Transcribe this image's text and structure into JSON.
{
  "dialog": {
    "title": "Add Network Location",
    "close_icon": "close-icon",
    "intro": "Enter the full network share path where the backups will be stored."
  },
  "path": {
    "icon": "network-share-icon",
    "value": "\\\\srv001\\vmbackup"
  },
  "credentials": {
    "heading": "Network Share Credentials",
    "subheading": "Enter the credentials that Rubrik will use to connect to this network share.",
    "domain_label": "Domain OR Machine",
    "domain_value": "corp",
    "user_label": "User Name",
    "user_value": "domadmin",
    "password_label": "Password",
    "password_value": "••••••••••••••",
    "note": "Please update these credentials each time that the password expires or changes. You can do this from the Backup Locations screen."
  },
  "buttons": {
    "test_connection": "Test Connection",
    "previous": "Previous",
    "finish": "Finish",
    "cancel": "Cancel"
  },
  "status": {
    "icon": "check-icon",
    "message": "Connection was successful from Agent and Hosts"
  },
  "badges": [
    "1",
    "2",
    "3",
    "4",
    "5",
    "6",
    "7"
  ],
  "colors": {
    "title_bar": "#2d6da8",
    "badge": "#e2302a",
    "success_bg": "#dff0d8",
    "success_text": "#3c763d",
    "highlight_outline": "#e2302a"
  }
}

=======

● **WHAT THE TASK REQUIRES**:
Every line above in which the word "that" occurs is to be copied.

● **EXPECTED ANSWER**:
    "subheading": "Enter the credentials that Rubrik will use to connect to this network share.",
    "note": "Please update these credentials each time that the password expires or changes. You can do this from the Backup Locations screen."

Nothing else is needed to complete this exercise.